Toews possesses a tenaciousness, almost to the point where it borders on being a perfectionist.

"The thing with him is he doesn't like to fail," said teammate Martin Lapointe. "That's one thing that could be good and bad. It's good that you always want to do good and never fail, but at the same time he has to learn when to take the pressure off too. It can't be all on his shoulders.

"That's one thing he has to understand, to relax," said Lapointe. "He's so competitive, every time he loses a faceoff he comes back to the bench and is ticked off. It's a good quality, but at the same time he's got to make sure that he refocuses and lets that go and focuses on the next shift and the next faceoff. Not too many young guys are like that at his age, not at 19 years old."

The future is here

Make no mistake about it, Toews and Kane are the new faces of the Hawks franchise as it moves forward under the guidance of the team's new chairman, Rocky Wirtz, and now president John McDonough.

It's only a matter of time before there are Kane and Toews jerseys everywhere in the United Center, with a fan's biggest dilemma being which one to get?

At a recent sold-out team function at Dave and Buster's in Addison, Toews and Kane were besieged by fans, which reminded Hawks public relations people of the days when Jeremy Roenick and Chris Chelios were at the height of their popularity.

Toews and Kane know how to handle themselves with the media as well. They perform like seasoned veterans, always available and ready with insightful answers.

"It wasn't that bad in college with the media," Toews said. "But the most scrutiny I was under was playing for Canada in the World Junior championship. You kind of got used to dealing with the media after that."

Kane said the biggest adjustment with regard to the media is its constant presence every day at practice and not just on game days.

"In London you might just get it before the game or after the game, but here it's for practice," Kane said. "But obviously there should be more (media) because it's the NHL."

The Hawks have done an admirable job of surrounding Toews and Kane with veterans that understand what it means to help rookies instead of being jealous of them, starting with Lapointe, Kevyn Adams and Robert Lang.

"They ask questions and you just have to guide them through it," Lapointe said. "Hopefully you can help out with the small stuff that will help a young guy learning to be a hockey player and learning about life.

"I remember I had guys like Steve Yzerman and Brendan Shanahan help me (in Detroit) and it meant a lot to me. I would sit beside Steve and everything that he did, I did because I just wanted to follow his lead and be just like him. I'm sure those guys feel the same way."

It's the worst kept secret at the United Center that Toews will be the Hawks' next team captain, perhaps as soon as next season.

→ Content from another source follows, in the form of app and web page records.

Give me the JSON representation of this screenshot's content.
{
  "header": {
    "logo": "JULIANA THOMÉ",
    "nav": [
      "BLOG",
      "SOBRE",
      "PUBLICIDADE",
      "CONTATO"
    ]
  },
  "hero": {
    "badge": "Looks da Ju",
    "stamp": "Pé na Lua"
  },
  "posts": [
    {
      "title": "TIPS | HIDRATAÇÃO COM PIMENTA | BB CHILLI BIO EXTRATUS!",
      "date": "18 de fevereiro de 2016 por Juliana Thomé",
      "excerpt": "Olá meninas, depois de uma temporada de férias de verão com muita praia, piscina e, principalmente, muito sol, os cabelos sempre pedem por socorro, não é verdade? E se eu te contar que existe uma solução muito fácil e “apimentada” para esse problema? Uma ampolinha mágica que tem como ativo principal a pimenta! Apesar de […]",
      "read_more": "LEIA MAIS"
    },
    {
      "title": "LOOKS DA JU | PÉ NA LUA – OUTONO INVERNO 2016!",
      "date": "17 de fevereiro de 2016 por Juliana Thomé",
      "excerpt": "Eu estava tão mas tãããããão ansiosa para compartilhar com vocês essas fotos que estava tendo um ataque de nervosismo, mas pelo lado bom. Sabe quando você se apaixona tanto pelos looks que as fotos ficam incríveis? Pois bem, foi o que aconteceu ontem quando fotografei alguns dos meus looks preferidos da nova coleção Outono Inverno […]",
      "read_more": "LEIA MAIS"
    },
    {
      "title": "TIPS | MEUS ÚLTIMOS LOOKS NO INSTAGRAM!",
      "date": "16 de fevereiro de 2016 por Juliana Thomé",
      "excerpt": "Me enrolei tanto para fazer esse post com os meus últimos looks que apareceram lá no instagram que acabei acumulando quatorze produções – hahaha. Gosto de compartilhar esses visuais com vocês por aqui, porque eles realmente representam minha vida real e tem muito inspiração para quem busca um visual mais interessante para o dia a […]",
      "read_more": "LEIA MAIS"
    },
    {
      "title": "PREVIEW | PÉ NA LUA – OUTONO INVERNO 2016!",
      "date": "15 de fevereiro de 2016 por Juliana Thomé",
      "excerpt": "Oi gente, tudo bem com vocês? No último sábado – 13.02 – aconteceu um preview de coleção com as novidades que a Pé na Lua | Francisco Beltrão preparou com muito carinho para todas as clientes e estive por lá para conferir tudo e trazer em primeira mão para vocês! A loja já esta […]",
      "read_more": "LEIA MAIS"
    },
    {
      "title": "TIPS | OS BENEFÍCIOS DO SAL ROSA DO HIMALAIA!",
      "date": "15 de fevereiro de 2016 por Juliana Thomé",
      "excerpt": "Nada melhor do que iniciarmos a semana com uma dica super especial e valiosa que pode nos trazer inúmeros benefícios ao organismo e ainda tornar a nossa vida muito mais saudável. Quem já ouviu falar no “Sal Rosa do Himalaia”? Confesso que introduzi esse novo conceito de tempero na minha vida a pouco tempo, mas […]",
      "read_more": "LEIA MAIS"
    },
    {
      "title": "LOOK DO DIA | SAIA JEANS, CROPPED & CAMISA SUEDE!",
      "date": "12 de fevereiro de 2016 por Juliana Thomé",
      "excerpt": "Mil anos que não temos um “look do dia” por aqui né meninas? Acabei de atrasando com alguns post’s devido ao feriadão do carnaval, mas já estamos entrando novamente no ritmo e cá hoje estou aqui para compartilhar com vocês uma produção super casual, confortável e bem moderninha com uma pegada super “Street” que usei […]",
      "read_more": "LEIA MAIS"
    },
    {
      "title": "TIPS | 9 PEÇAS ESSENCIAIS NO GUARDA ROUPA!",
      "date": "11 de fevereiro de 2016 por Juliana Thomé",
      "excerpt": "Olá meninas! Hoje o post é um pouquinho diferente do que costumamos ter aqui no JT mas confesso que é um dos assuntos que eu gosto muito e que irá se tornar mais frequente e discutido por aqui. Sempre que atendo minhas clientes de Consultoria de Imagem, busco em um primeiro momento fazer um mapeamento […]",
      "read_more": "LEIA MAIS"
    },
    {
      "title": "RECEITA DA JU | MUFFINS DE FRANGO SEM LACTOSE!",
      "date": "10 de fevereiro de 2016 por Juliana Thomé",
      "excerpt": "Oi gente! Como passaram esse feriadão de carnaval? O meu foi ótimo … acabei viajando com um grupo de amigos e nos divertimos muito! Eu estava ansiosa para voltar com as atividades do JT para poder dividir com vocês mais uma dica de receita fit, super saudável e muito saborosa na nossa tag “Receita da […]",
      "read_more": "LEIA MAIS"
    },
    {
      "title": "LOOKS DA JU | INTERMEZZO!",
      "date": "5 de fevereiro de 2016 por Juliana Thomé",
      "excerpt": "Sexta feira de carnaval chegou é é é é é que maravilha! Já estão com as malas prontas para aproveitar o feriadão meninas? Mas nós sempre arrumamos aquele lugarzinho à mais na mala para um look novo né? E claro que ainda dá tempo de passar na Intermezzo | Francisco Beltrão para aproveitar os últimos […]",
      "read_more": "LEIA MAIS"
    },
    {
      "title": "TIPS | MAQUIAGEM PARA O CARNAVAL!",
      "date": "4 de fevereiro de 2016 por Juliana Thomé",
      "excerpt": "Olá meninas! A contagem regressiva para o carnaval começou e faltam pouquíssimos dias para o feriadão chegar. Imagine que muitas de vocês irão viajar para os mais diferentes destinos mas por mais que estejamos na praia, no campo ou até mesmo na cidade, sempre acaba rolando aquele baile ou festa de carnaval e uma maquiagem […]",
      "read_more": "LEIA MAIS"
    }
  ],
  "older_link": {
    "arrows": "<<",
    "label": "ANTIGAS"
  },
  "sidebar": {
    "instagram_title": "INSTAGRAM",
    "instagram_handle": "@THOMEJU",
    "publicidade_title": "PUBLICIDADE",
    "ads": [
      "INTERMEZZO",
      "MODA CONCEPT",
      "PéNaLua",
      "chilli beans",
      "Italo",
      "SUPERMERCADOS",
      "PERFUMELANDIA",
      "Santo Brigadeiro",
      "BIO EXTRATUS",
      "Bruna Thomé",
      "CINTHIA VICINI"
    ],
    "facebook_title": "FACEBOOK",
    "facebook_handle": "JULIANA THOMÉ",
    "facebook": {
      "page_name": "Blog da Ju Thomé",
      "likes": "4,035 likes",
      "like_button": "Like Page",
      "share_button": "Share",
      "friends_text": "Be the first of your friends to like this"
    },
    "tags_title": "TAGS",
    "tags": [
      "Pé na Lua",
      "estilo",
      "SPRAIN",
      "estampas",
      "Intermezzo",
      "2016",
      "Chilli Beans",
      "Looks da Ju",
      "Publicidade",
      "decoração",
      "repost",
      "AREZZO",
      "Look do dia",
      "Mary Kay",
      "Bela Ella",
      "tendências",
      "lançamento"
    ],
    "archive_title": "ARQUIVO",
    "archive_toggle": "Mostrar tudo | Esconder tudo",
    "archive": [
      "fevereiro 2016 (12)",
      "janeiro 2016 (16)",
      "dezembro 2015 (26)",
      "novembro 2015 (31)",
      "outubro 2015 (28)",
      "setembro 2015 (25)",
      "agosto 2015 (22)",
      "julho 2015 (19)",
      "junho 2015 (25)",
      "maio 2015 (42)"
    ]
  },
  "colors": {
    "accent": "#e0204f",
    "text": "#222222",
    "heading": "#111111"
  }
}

"Toews is just a different kind of guy," Bowman said. "He's probably closer to 25 than 19. He seems like he's already a veteran."

Tallon is running out of words to describe the rookies.

"I've never seen anything like them," Tallon said. "I want them on the ice all the time."

For now and the next 15 years.